"People have looked for mutations in telomerase components in individuals with DKC and found them in only about half of those patients," says Wen Tang. "This work identifies novel telomerase components that likely affect normal enzyme function." Those components could provide novel targets potentially useful to diagnose or treat DKC.
Baumann agrees that knowing how to tinker with TER1 biogenesis has therapeutic potential in several contexts. But he is equally happy that the new work adds to scientists' appreciation of RNA complexity. "This paper fills in the blanks between transcription of the TER1 RNA subunit and formation of an active telomerase complex," he says. "We also hope it provides a more complete picture of TER1 biogenesis in future textbooks."
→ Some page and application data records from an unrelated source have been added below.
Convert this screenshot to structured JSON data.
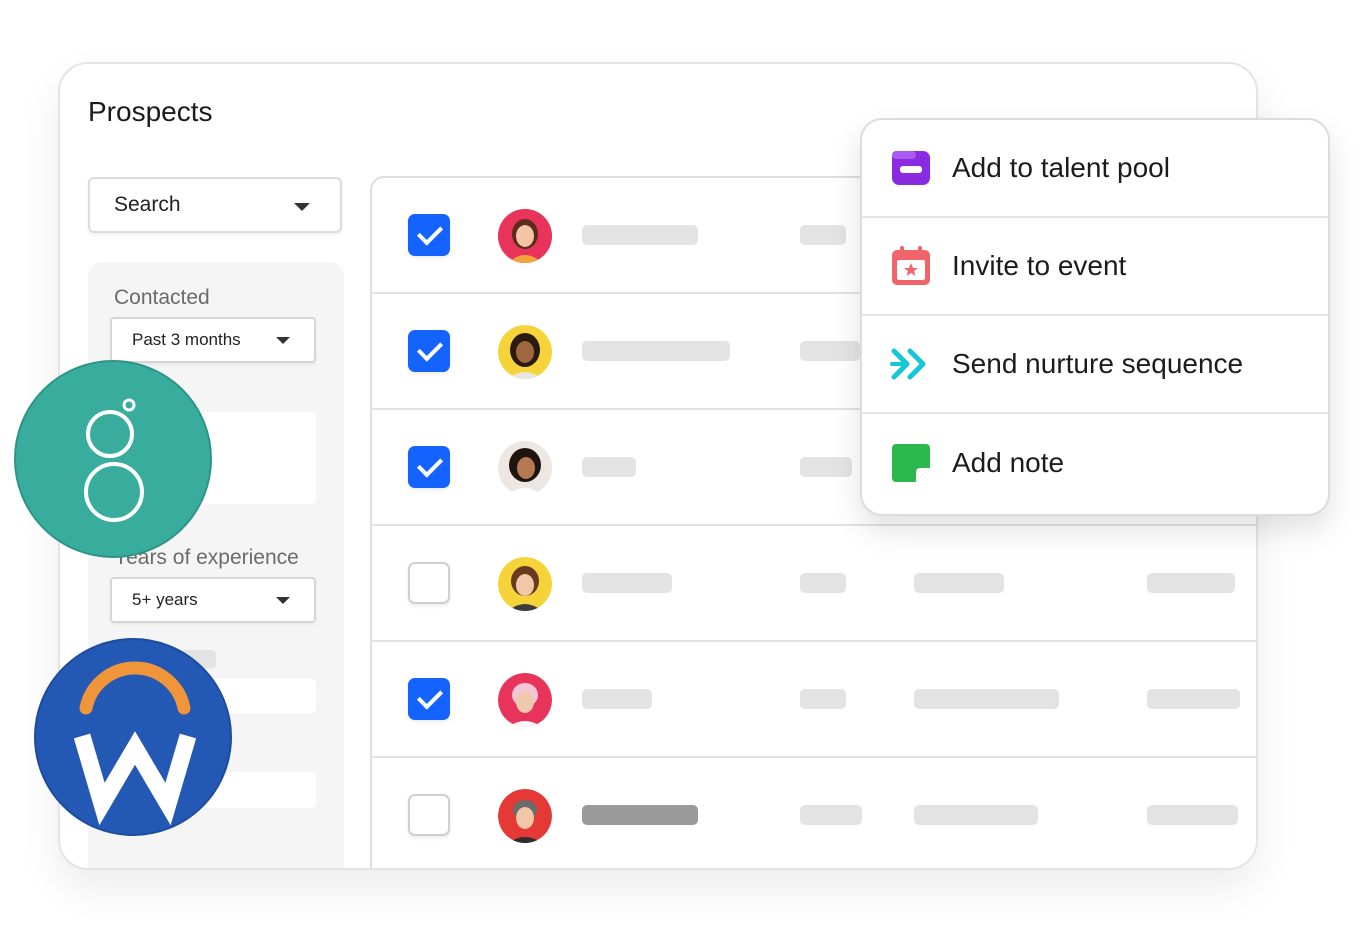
{
  "page_title": "Prospects",
  "search": {
    "value": "Search"
  },
  "filters": {
    "contacted": {
      "label": "Contacted",
      "value": "Past 3 months"
    },
    "experience": {
      "label": "Years of experience",
      "value": "5+ years"
    }
  },
  "rows": [
    {
      "checked": true
    },
    {
      "checked": true
    },
    {
      "checked": true
    },
    {
      "checked": false
    },
    {
      "checked": true
    },
    {
      "checked": false
    }
  ],
  "menu": {
    "items": [
      {
        "label": "Add to talent pool",
        "icon": "talent-pool-icon",
        "color": "#8a2be2"
      },
      {
        "label": "Invite to event",
        "icon": "calendar-icon",
        "color": "#f0646c"
      },
      {
        "label": "Send nurture sequence",
        "icon": "double-chevron-icon",
        "color": "#12c7d6"
      },
      {
        "label": "Add note",
        "icon": "note-icon",
        "color": "#2db84d"
      }
    ]
  },
  "colors": {
    "accent": "#1463ff",
    "greenhouse": "#38ad9e",
    "workday_blue": "#2359b4",
    "workday_orange": "#f0953a"
  }
}
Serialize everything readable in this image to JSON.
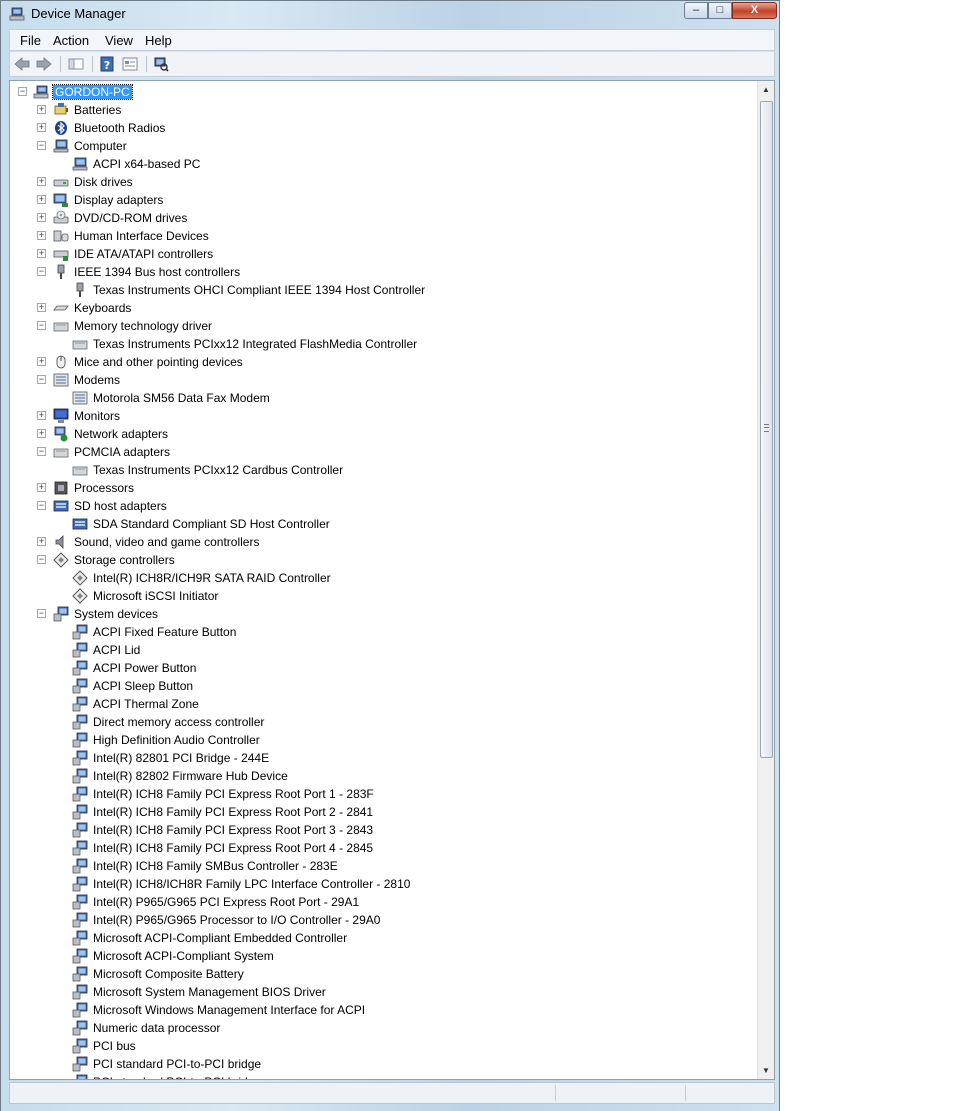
{
  "window": {
    "title": "Device Manager",
    "minimize_glyph": "–",
    "maximize_glyph": "□",
    "close_glyph": "X"
  },
  "menu": [
    "File",
    "Action",
    "View",
    "Help"
  ],
  "toolbar": {
    "icons": [
      "back-arrow-icon",
      "forward-arrow-icon",
      "show-hide-console-tree-icon",
      "help-icon",
      "properties-icon",
      "scan-hardware-icon"
    ]
  },
  "tree": {
    "root": "GORDON-PC",
    "nodes": [
      {
        "label": "Batteries",
        "level": 1,
        "state": "collapsed",
        "icon": "battery-icon"
      },
      {
        "label": "Bluetooth Radios",
        "level": 1,
        "state": "collapsed",
        "icon": "bluetooth-icon"
      },
      {
        "label": "Computer",
        "level": 1,
        "state": "expanded",
        "icon": "computer-icon"
      },
      {
        "label": "ACPI x64-based PC",
        "level": 2,
        "icon": "computer-icon"
      },
      {
        "label": "Disk drives",
        "level": 1,
        "state": "collapsed",
        "icon": "disk-drive-icon"
      },
      {
        "label": "Display adapters",
        "level": 1,
        "state": "collapsed",
        "icon": "display-adapter-icon"
      },
      {
        "label": "DVD/CD-ROM drives",
        "level": 1,
        "state": "collapsed",
        "icon": "dvd-drive-icon"
      },
      {
        "label": "Human Interface Devices",
        "level": 1,
        "state": "collapsed",
        "icon": "hid-icon"
      },
      {
        "label": "IDE ATA/ATAPI controllers",
        "level": 1,
        "state": "collapsed",
        "icon": "ide-controller-icon"
      },
      {
        "label": "IEEE 1394 Bus host controllers",
        "level": 1,
        "state": "expanded",
        "icon": "firewire-icon"
      },
      {
        "label": "Texas Instruments OHCI Compliant IEEE 1394 Host Controller",
        "level": 2,
        "icon": "firewire-icon"
      },
      {
        "label": "Keyboards",
        "level": 1,
        "state": "collapsed",
        "icon": "keyboard-icon"
      },
      {
        "label": "Memory technology driver",
        "level": 1,
        "state": "expanded",
        "icon": "card-icon"
      },
      {
        "label": "Texas Instruments PCIxx12 Integrated FlashMedia Controller",
        "level": 2,
        "icon": "card-icon"
      },
      {
        "label": "Mice and other pointing devices",
        "level": 1,
        "state": "collapsed",
        "icon": "mouse-icon"
      },
      {
        "label": "Modems",
        "level": 1,
        "state": "expanded",
        "icon": "modem-icon"
      },
      {
        "label": "Motorola SM56 Data Fax Modem",
        "level": 2,
        "icon": "modem-icon"
      },
      {
        "label": "Monitors",
        "level": 1,
        "state": "collapsed",
        "icon": "monitor-icon"
      },
      {
        "label": "Network adapters",
        "level": 1,
        "state": "collapsed",
        "icon": "network-adapter-icon"
      },
      {
        "label": "PCMCIA adapters",
        "level": 1,
        "state": "expanded",
        "icon": "card-icon"
      },
      {
        "label": "Texas Instruments PCIxx12 Cardbus Controller",
        "level": 2,
        "icon": "card-icon"
      },
      {
        "label": "Processors",
        "level": 1,
        "state": "collapsed",
        "icon": "processor-icon"
      },
      {
        "label": "SD host adapters",
        "level": 1,
        "state": "expanded",
        "icon": "sd-card-icon"
      },
      {
        "label": "SDA Standard Compliant SD Host Controller",
        "level": 2,
        "icon": "sd-card-icon"
      },
      {
        "label": "Sound, video and game controllers",
        "level": 1,
        "state": "collapsed",
        "icon": "speaker-icon"
      },
      {
        "label": "Storage controllers",
        "level": 1,
        "state": "expanded",
        "icon": "storage-controller-icon"
      },
      {
        "label": "Intel(R) ICH8R/ICH9R SATA RAID Controller",
        "level": 2,
        "icon": "storage-controller-icon"
      },
      {
        "label": "Microsoft iSCSI Initiator",
        "level": 2,
        "icon": "storage-controller-icon"
      },
      {
        "label": "System devices",
        "level": 1,
        "state": "expanded",
        "icon": "system-device-icon"
      },
      {
        "label": "ACPI Fixed Feature Button",
        "level": 2,
        "icon": "system-device-icon"
      },
      {
        "label": "ACPI Lid",
        "level": 2,
        "icon": "system-device-icon"
      },
      {
        "label": "ACPI Power Button",
        "level": 2,
        "icon": "system-device-icon"
      },
      {
        "label": "ACPI Sleep Button",
        "level": 2,
        "icon": "system-device-icon"
      },
      {
        "label": "ACPI Thermal Zone",
        "level": 2,
        "icon": "system-device-icon"
      },
      {
        "label": "Direct memory access controller",
        "level": 2,
        "icon": "system-device-icon"
      },
      {
        "label": "High Definition Audio Controller",
        "level": 2,
        "icon": "system-device-icon"
      },
      {
        "label": "Intel(R) 82801 PCI Bridge - 244E",
        "level": 2,
        "icon": "system-device-icon"
      },
      {
        "label": "Intel(R) 82802 Firmware Hub Device",
        "level": 2,
        "icon": "system-device-icon"
      },
      {
        "label": "Intel(R) ICH8 Family PCI Express Root Port 1 - 283F",
        "level": 2,
        "icon": "system-device-icon"
      },
      {
        "label": "Intel(R) ICH8 Family PCI Express Root Port 2 - 2841",
        "level": 2,
        "icon": "system-device-icon"
      },
      {
        "label": "Intel(R) ICH8 Family PCI Express Root Port 3 - 2843",
        "level": 2,
        "icon": "system-device-icon"
      },
      {
        "label": "Intel(R) ICH8 Family PCI Express Root Port 4 - 2845",
        "level": 2,
        "icon": "system-device-icon"
      },
      {
        "label": "Intel(R) ICH8 Family SMBus Controller - 283E",
        "level": 2,
        "icon": "system-device-icon"
      },
      {
        "label": "Intel(R) ICH8/ICH8R Family LPC Interface Controller - 2810",
        "level": 2,
        "icon": "system-device-icon"
      },
      {
        "label": "Intel(R) P965/G965 PCI Express Root Port - 29A1",
        "level": 2,
        "icon": "system-device-icon"
      },
      {
        "label": "Intel(R) P965/G965 Processor to I/O Controller - 29A0",
        "level": 2,
        "icon": "system-device-icon"
      },
      {
        "label": "Microsoft ACPI-Compliant Embedded Controller",
        "level": 2,
        "icon": "system-device-icon"
      },
      {
        "label": "Microsoft ACPI-Compliant System",
        "level": 2,
        "icon": "system-device-icon"
      },
      {
        "label": "Microsoft Composite Battery",
        "level": 2,
        "icon": "system-device-icon"
      },
      {
        "label": "Microsoft System Management BIOS Driver",
        "level": 2,
        "icon": "system-device-icon"
      },
      {
        "label": "Microsoft Windows Management Interface for ACPI",
        "level": 2,
        "icon": "system-device-icon"
      },
      {
        "label": "Numeric data processor",
        "level": 2,
        "icon": "system-device-icon"
      },
      {
        "label": "PCI bus",
        "level": 2,
        "icon": "system-device-icon"
      },
      {
        "label": "PCI standard PCI-to-PCI bridge",
        "level": 2,
        "icon": "system-device-icon"
      },
      {
        "label": "PCI standard PCI-to-PCI bridge",
        "level": 2,
        "icon": "system-device-icon"
      }
    ]
  },
  "colors": {
    "selection": "#3399ff",
    "frame": "#c7dcec",
    "close_button": "#c5412b"
  }
}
Ram Kannan of the Baumann lab also contributed to the paper.
The work was supported in part by the Howard Hughes Medical Institute and the American Heart Association.
About the Stowers Institute for Medical Research
The Stowers Institute for Medical Research is a non-profit, basic biomedical research organization dedicated to improving human health by studying the fundamental processes of life. Jim Stowers, founder of American Century Investments, and his wife Virginia opened the Institute in 2000. Since then, the Institute has spent over 800 million dollars in pursuit of its mission.
Currently the Institute is home to over 500 researchers and support personnel; over 20 independent research programs; and more than a dozen technology development and core facilities.
Gina Kirchweger | EurekAlert!
'Y' a protein unicorn might matter in glaucoma
23.10.2017 | Georgia Institute of Technology
Microfluidics probe 'cholesterol' of the oil industry
23.10.2017 | Rice University
Salmonellae are dangerous pathogens that enter the body via contaminated food and can cause severe infections. But these bacteria are also known to target...
University of Maryland researchers contribute to historic detection of gravitational waves and light created by event
On August 17, 2017, at 12:41:04 UTC, scientists made the first direct observation of a merger between two neutron stars--the dense, collapsed cores that remain...
Seven new papers describe the first-ever detection of light from a gravitational wave source. The event, caused by two neutron stars colliding and merging together, was dubbed GW170817 because it sent ripples through space-time that reached Earth on 2017 August 17. Around the world, hundreds of excited astronomers mobilized quickly and were able to observe the event using numerous telescopes, providing a wealth of new data.
Previous detections of gravitational waves have all involved the merger of two black holes, a feat that won the 2017 Nobel Prize in Physics earlier this month....
Material defects in end products can quickly result in failures in many areas of industry, and have a massive impact on the safe use of their products. This is why, in the field of quality assurance, intelligent, nondestructive sensor systems play a key role. They allow testing components and parts in a rapid and cost-efficient manner without destroying the actual product or changing its surface. Experts from the Fraunhofer IZFP in Saarbrücken will be presenting two exhibits at the Blechexpo in Stuttgart from 7–10 November 2017 that allow fast, reliable, and automated characterization of materials and detection of defects (Hall 5, Booth 5306).
When quality testing uses time-consuming destructive test methods, it can result in enormous costs due to damaging or destroying the products. And given that...
Using a new cooling technique MPQ scientists succeed at observing collisions in a dense beam of cold and slow dipolar molecules.
How do chemical reactions proceed at extremely low temperatures? The answer requires the investigation of molecular samples that are cold, dense, and slow at...
23.10.2017 | Event News
17.10.2017 | Event News
10.10.2017 | Event News
23.10.2017 | Life Sciences
23.10.2017 | Physics and Astronomy
23.10.2017 | Health and Medicine